Judging the Royals

Baseball’s evolution: Eric Hosmer takes what the defense gives him

The Royals' Eric Hosmer lays down a two-out bunt to advance Lorenzo Cain to second for a single in the first inning of Friday's baseball game against the Tigers at Kauffman Stadium.
The Royals' Eric Hosmer lays down a two-out bunt to advance Lorenzo Cain to second for a single in the first inning of Friday's baseball game against the Tigers at Kauffman Stadium. The Kansas City Star

Despite what we think about baseball being a timeless game, it’s a game that’s constantly changing. Base runners are stealing 100 bases a year and pitchers respond by creating the slide step — it’s not so easy to steal 100 bases anymore. The game does something about cleaning up PEDs and suddenly sitting around waiting for someone to hit a home run isn’t such a hot tactic.

And the latest step forward on the evolutionary scale would seem to be how hitters are responding to defensive shifts.

In recent years, teams started using spray charts to put their defenders in the spots where hitters were most likely to hit the ball. A left-handed hitter could step to the plate and see what looked like a team’s entire roster stationed between first and second base.

Last season, Mike Moustakas was facing those shifts, and when I asked him if he was going to go the other way — hit the ball to the lightly protected left side of the field — or go over and through the shifts, Mike said over and through.

Last season, Mike Moustakas hit .212.

This season, Moustakas has decided to take what the defense gives him and he’s currently hitting .340. After Moose successfully bunted against the shift on Thursday night, the Tigers modified their defensive positioning.
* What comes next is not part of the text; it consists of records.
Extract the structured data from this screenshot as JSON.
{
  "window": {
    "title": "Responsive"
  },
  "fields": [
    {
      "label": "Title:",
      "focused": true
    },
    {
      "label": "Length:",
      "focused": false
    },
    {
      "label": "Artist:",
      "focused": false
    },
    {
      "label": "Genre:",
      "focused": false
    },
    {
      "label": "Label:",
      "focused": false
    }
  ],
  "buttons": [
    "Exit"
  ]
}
Friday night, the guy on the left side of the infield was playing more toward third base.

But when Eric Hosmer stepped to the plate on Friday, the lone defender on the infield was way over by second base because Hosmer hadn’t shown he was willing to bunt against the shift. Two pitches later, Hosmer showed he was willing to play small ball and bunted for a single. That bunt single pushed Lorenzo Cain to second base and got Kendrys Morales to the plate with a runner in scoring position — heck, now that I think about it, Kendrys had two runners in scoring position.

Kendrys did what Kendrys does: he doubled and both runs scored — the Royals had a lead they’d never give up.
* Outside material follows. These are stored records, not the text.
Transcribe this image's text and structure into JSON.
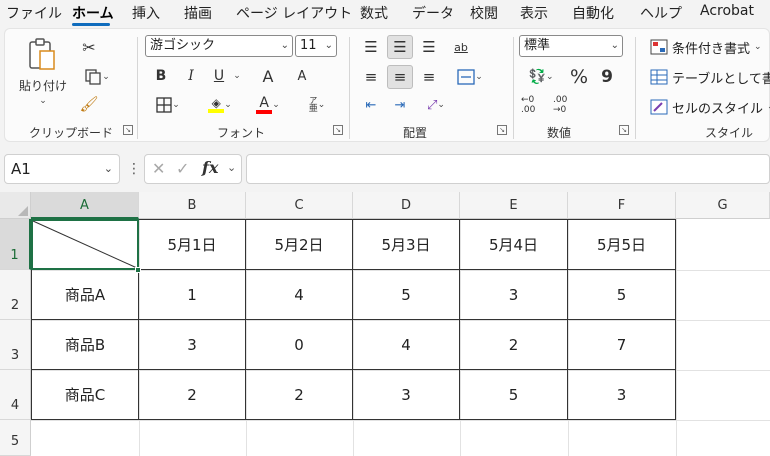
{
  "menu": {
    "items": [
      "ファイル",
      "ホーム",
      "挿入",
      "描画",
      "ページ レイアウト",
      "数式",
      "データ",
      "校閲",
      "表示",
      "自動化",
      "ヘルプ",
      "Acrobat"
    ],
    "active": "ホーム"
  },
  "ribbon": {
    "clipboard": {
      "paste_label": "貼り付け",
      "group_label": "クリップボード"
    },
    "font": {
      "font_name": "游ゴシック",
      "font_size": "11",
      "bold": "B",
      "italic": "I",
      "underline": "U",
      "grow": "A",
      "shrink": "A",
      "font_color_glyph": "A",
      "phonetic_top": "ア",
      "phonetic_bottom": "亜",
      "highlight_color": "#ffff00",
      "font_color": "#ff0000",
      "group_label": "フォント"
    },
    "alignment": {
      "wrap_glyph": "ab",
      "group_label": "配置"
    },
    "number": {
      "format": "標準",
      "percent": "%",
      "comma": "9",
      "inc_decimal": "←0 .00",
      "dec_decimal": ".00 →0",
      "group_label": "数値"
    },
    "styles": {
      "conditional": "条件付き書式",
      "table": "テーブルとして書式",
      "cell_style": "セルのスタイル",
      "group_label": "スタイル"
    }
  },
  "formula_bar": {
    "name_box": "A1",
    "fx": "fx",
    "formula": ""
  },
  "sheet": {
    "columns": [
      "A",
      "B",
      "C",
      "D",
      "E",
      "F",
      "G"
    ],
    "rows": [
      "1",
      "2",
      "3",
      "4",
      "5"
    ],
    "header_row": [
      "",
      "5月1日",
      "5月2日",
      "5月3日",
      "5月4日",
      "5月5日"
    ],
    "data_rows": [
      [
        "商品A",
        "1",
        "4",
        "5",
        "3",
        "5"
      ],
      [
        "商品B",
        "3",
        "0",
        "4",
        "2",
        "7"
      ],
      [
        "商品C",
        "2",
        "2",
        "3",
        "5",
        "3"
      ]
    ],
    "selected_cell": "A1",
    "accent_color": "#1e7145"
  }
}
And after Eric Hosmer showed a willingness to bunt against an overloaded shift, the Tigers modified their defensive position; just like Moustakas, next time up Hosmer faced a defense that had the defender on the left side positioned closer to the third base line.

Baseball and ballplayers evolve; if we pay attention we can see it happening.

Chris Young: windup vs. the stretch

Friday night, Chris Young threw five no-hit innings and made the Detroit Tigers look a little silly while doing it. His slider was falling off the table and some of the best hitters in baseball were swinging and missing by healthy margins. Young got 15 outs and most of them came on sliders; and once he got the hitter looking slider, he could punch a fastball in the high-80s right past them.

Young was also working efficiently with good rhythm and pace — until he walked Ian Kinsler in the fourth inning.

When pitchers are dealing, one of the tactics that can be used against them is to find some way — any way — to get a runner on base. Force the pitcher to pitch out of the stretch, not the windup. Make the pitcher worry about a runner. Maybe having to vary the time the he holds the ball in the set position will mess him up. If the pitcher has to use a slide step, maybe that will throw him off.

And once Kinsler reached first base, it did look like Young was a lot less comfortable.

Friday night, Chris Young threw 81 pitches and 51 of them were strikes; about 63 percent. Break those numbers down just a bit and you find that Young threw strikes 66 percent of the time with no runners on base, but with runners on base Young’s strike percentage dropped to 53 percent.

To be sure, big-league pitchers aren’t always trying to throw strikes. In fact, after the game Young said: “They’re such a good hitting team it’s hard to live in the zone. They’ll crush you. You try to get ahead and expand.” In other words: throw a strike or two and then throw pitches just off the plate and see if the hitters will chase.

After Kinsler reached base, Young walked Miguel Cabrera and Victor Martinez. But once the bases were loaded Young could go back to the full windup and after that he looked a lot more comfortable and struck out the next two hitters.

So next time Chris Young gets in a jam he can “try to get ahead and expand” and if that doesn’t work maybe he could just walk the bases loaded.

To reach Lee Judge, call 816-234-4482 or send email to ljudge@kcstar.com. Follow him on Twitter: @leejudge8.